(Excerpts from an interface dataset)
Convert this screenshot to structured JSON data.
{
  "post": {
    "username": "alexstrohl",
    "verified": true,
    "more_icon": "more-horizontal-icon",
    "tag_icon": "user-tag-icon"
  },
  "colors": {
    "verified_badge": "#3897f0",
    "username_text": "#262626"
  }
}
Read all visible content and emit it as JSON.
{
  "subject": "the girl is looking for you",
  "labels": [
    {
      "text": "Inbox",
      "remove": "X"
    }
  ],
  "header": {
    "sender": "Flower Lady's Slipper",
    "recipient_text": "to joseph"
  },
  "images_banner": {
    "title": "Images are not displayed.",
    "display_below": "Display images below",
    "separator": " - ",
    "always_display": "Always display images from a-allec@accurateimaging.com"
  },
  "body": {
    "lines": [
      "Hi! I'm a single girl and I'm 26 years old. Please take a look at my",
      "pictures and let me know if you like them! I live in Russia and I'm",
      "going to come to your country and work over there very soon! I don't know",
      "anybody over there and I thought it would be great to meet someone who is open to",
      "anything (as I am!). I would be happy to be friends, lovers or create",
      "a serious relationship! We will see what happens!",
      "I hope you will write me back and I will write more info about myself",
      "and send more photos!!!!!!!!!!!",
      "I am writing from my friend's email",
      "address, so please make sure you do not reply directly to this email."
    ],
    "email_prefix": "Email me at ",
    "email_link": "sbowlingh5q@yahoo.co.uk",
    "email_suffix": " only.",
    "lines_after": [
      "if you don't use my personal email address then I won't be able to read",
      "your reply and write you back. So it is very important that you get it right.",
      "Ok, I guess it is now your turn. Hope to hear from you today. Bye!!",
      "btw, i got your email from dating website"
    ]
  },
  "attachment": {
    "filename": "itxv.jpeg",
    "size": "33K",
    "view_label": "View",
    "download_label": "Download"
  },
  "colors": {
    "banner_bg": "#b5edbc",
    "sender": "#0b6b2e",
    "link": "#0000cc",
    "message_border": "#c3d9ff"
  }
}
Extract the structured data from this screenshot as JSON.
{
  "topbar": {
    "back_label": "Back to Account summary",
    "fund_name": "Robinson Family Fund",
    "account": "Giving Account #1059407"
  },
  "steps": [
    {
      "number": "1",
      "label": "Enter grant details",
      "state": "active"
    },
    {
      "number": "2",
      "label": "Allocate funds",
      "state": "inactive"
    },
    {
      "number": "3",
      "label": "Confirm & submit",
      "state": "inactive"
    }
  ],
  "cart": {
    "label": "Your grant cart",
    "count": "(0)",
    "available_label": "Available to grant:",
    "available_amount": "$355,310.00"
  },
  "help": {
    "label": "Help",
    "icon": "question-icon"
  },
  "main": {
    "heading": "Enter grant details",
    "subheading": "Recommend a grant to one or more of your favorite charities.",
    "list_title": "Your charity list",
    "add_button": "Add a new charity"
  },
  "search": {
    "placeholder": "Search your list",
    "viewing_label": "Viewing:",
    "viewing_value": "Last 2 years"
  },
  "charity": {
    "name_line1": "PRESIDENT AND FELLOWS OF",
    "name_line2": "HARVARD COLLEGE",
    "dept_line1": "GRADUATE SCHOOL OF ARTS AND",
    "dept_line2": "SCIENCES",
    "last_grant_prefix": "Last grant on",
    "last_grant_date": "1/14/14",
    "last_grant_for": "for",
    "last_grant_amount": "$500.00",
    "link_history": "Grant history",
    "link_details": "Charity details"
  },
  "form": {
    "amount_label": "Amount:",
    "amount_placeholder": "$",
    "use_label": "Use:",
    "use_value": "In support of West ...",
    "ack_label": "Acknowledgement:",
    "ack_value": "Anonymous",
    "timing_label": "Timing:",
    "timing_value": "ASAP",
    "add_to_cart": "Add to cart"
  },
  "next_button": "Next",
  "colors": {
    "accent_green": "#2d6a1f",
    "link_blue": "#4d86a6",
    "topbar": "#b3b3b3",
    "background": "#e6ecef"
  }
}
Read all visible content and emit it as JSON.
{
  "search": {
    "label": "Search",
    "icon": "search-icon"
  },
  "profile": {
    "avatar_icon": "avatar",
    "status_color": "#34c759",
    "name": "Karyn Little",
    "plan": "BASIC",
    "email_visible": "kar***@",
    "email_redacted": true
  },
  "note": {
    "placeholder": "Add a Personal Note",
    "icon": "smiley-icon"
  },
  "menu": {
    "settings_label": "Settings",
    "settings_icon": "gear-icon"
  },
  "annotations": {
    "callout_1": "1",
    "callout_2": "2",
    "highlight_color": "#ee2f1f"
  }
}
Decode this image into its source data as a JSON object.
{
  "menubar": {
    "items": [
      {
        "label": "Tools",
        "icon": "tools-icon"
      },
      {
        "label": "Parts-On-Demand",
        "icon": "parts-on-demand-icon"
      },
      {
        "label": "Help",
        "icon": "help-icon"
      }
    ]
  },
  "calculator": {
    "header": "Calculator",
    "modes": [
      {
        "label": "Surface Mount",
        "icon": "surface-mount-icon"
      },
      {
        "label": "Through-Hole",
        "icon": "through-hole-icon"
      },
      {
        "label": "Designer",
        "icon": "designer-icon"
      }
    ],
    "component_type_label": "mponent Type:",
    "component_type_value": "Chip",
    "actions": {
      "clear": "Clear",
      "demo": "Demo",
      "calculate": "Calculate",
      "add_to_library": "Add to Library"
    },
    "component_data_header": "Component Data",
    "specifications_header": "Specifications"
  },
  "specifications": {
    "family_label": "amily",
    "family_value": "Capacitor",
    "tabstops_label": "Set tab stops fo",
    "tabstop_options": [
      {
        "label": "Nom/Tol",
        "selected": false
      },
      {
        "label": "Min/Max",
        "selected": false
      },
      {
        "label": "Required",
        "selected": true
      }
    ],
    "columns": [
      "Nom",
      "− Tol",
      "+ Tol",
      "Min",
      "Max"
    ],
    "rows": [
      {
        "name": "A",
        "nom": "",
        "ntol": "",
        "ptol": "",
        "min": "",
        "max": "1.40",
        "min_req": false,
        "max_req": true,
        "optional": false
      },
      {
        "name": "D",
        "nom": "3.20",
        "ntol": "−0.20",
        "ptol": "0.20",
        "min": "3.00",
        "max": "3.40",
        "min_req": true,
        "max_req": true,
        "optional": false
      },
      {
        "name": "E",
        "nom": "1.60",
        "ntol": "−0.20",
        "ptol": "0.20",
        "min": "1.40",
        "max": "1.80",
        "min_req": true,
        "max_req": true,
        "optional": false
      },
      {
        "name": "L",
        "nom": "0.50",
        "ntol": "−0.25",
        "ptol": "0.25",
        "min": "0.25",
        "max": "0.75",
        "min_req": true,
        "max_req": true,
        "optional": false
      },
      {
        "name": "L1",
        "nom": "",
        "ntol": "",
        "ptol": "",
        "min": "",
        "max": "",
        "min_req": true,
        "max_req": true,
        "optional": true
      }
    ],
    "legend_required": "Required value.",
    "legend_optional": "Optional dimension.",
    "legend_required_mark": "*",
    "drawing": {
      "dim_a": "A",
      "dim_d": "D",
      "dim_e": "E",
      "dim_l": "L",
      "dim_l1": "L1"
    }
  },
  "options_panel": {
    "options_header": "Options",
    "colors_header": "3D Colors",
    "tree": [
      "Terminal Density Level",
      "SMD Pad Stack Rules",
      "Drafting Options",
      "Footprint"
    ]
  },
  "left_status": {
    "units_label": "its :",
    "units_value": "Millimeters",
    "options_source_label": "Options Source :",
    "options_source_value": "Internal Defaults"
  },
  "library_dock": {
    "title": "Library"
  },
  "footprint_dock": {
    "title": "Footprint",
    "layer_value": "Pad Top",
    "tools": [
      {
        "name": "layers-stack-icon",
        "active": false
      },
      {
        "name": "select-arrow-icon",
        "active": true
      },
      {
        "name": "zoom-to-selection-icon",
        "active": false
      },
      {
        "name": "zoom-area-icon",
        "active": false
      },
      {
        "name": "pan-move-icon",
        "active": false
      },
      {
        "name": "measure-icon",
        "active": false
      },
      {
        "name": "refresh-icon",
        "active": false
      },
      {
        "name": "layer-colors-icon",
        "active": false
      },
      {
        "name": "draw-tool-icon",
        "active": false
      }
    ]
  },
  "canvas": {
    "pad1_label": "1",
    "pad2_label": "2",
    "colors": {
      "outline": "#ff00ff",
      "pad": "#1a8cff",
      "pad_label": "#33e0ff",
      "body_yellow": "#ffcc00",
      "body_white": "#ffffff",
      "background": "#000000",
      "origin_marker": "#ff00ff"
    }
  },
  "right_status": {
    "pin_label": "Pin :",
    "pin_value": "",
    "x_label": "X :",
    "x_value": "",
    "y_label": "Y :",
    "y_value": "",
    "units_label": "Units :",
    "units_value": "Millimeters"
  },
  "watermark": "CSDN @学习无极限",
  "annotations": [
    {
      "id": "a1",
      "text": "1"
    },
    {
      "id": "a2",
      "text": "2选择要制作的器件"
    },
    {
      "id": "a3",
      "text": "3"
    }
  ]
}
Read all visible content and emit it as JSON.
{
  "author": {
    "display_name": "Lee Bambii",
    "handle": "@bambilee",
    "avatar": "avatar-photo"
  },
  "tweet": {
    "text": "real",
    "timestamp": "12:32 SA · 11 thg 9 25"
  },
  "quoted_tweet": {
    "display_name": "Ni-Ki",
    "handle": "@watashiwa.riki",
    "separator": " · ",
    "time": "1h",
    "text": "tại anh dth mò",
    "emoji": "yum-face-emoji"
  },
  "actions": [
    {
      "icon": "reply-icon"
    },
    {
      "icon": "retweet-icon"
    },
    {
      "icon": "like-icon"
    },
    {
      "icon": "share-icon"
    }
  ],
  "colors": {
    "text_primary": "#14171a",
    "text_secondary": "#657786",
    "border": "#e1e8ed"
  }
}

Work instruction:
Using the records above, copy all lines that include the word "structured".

Task result:
Convert this screenshot to structured JSON data.
Extract the structured data from this screenshot as JSON.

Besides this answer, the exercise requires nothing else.